I am not a Chris Brown apologist.

There aren’t many of us around, especially within the black community, but for some reason, I have always, and continue to, voice loudly for why Chris Brown is a Menace to Society.

The black community cannot let go of the fact that his tremendous musical talent is what they value first, or the fact that he can out-dance most of today’s music stars, including a certain Nashville talent who has returned to his roots from a long term flirtation with urban culture.

Maybe it’s because Brown was a product of Virginia, and the state of Virginia, from music to sports, needed a savior to move them past Michael Vick, Allen Iverson, and D’Angelo. Maybe it’s because as flawed as Brown was as a person and a performer during his pre-DV Assault days, he was always given the “he’s still young” pass by the black community.

Brown was even getting comparisons by many to some of the all-time great entertainers, such as James Brown and Michael Jackson. (I, for one, thought they were premature and were way off base, but people can’t allow talent to nurture without giving them some sort of comparison.

We all know now that that didn’t happen, and Brown’s time in the spotlight, like most of his legal rap sheet, has been a story of “what could have been”.

Looking back, however, there is one missed opportunity in Brown’s career that not only could have made his time in the music industry successful, but would have changed the whole perception of Brown’s image. The same way it did for fellow Virginia native Trey Songz.

He should have aligned with Kevin Liles.

Kevin Liles (left) and Trey Songz (right) toasting at a celebration.

Kevin Liles is a respected and trusted music industry veteran who rose up the ranks at Def Jam Records during the 1990’s (Def Jam Records at that time was the focal point of the hip hop/rap industry and it’s signees were viewed as “joining the Showtime-era Lakers”). Kevin Liles is also a Baltimore native, who endeared tough circumstances growing up, and eventually left the images of blight behind for a bigger prize, entrepreneurship, and eventually, the presidency of Def Jam Records.
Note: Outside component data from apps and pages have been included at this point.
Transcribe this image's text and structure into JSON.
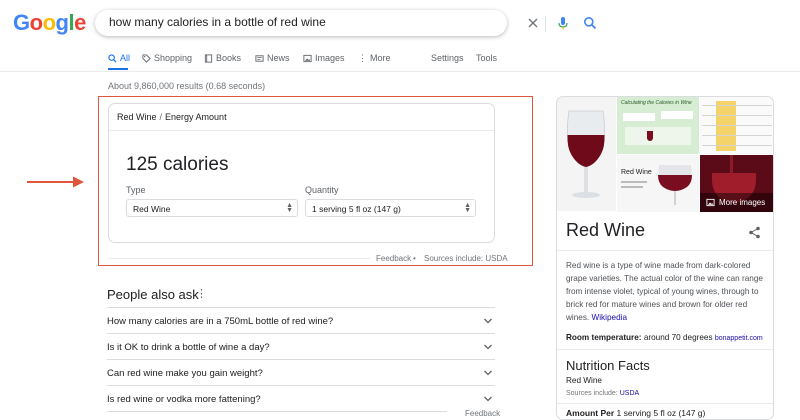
{
  "logo": {
    "letters": [
      "G",
      "o",
      "o",
      "g",
      "l",
      "e"
    ],
    "colors": [
      "#4285F4",
      "#EA4335",
      "#FBBC05",
      "#4285F4",
      "#34A853",
      "#EA4335"
    ]
  },
  "search": {
    "query": "how many calories in a bottle of red wine"
  },
  "tabs": {
    "all": "All",
    "shopping": "Shopping",
    "books": "Books",
    "news": "News",
    "images": "Images",
    "more": "More",
    "settings": "Settings",
    "tools": "Tools"
  },
  "stats": "About 9,860,000 results (0.68 seconds)",
  "card": {
    "crumb_a": "Red Wine",
    "crumb_sep": "/",
    "crumb_b": "Energy Amount",
    "calories": "125 calories",
    "type_label": "Type",
    "type_value": "Red Wine",
    "qty_label": "Quantity",
    "qty_value": "1 serving 5 fl oz (147 g)",
    "feedback": "Feedback",
    "dot": "•",
    "sources": "Sources include: USDA"
  },
  "paa": {
    "title": "People also ask",
    "questions": [
      "How many calories are in a 750mL bottle of red wine?",
      "Is it OK to drink a bottle of wine a day?",
      "Can red wine make you gain weight?",
      "Is red wine or vodka more fattening?"
    ],
    "feedback": "Feedback"
  },
  "kp": {
    "image_title": "Calculating the Calories in Wine",
    "image_label": "Red Wine",
    "more_images": "More images",
    "title": "Red Wine",
    "desc": "Red wine is a type of wine made from dark-colored grape varieties. The actual color of the wine can range from intense violet, typical of young wines, through to brick red for mature wines and brown for older red wines.",
    "wiki": "Wikipedia",
    "temp_label": "Room temperature:",
    "temp_value": "around 70 degrees",
    "temp_src": "bonappetit.com",
    "nf_title": "Nutrition Facts",
    "nf_sub": "Red Wine",
    "nf_src_label": "Sources include:",
    "nf_src": "USDA",
    "amount_label": "Amount Per",
    "amount_value": "1 serving 5 fl oz (147 g)"
  },
  "colors": {
    "accent": "#1a73e8",
    "highlight": "#e0553d",
    "wine": "#7a0d1f"
  }
}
When Brown came through the music industry ranks in 2006, he had all the makings of a music fairy tale. The pride of Virginia would emerge into the spotlight without much of a music mentor or affiliation that introduced him to the world and help restore a dwindling R&B-Hip Hop scene to it’s rightful position among music’s elite.

Brown was a surprise hit making machine for then-Jive Records, even at 16 years of age. He was an excellent entertainer with a strong vocal arsenal, but he began to get criticism for his lack of quality records outside of the Urban R&B genre, his tendency to shoot stay within a limited vocal range for many of his mid-tempo single releases, and his … lack of mentor or leadership that handled the business aspects of his career.

Liles realized that Trey Songz was a special talent. A guy who could sing, oozed sex appeal, was a versatile artist who can run through ballads and up tempo songs, developed an excellent stage presence and sacrificed going after the big hit in exchange for long term development, and Liles was the perfect mentor/business manager to help guide an artist in this role.

The more Trey Songz bought into Kevin Liles’ long term philosophy and development, the better the artist over a long period of time. Songz became a better all-around artist, and began to make his already-good stage presence even better. Atlantic Records found themselves a long term generational artist (someone who can deliver 10 good years of quality music), and while Songz has never won a Grammy as of 2018, his tour headlining and classic R&B artistry have kept him among the R&B elite for the better half of 10 years and counting.

Chris Brown should have take notice of what Kevin Liles did for Trey Songz career, and maybe things could have been different in CB-World. Instead, Brown lashed out like a boxer at pop starlet Rihanna, which caused Brown to steer off into the dark side of life, with a legal rap sheet that could be even longer than Philadelphia rapper Meek Mill.

Maybe now, Chris Brown will finally “get it.” Maybe he can finally live up to his entertainment potential. Maybe this is the beginning of the resurrection of Chris Brown’s career and reputation.

Maybe somewhere in a suite in Executiveland USA (300 Entertainment, likely), Kevin Liles is watching this whole soap opera play out and thinking to himself “I could’ve helped that kid once upon a time.”

As a non-Chris Brown apologist, I hope it works out for him. But at some point, the “what could have been” debate needs to shift to the “this is what you’re getting and the clown won’t change” narrative.

And even that is still a semi-justification for what has to be one of America’s Most Wasted Talents in decades.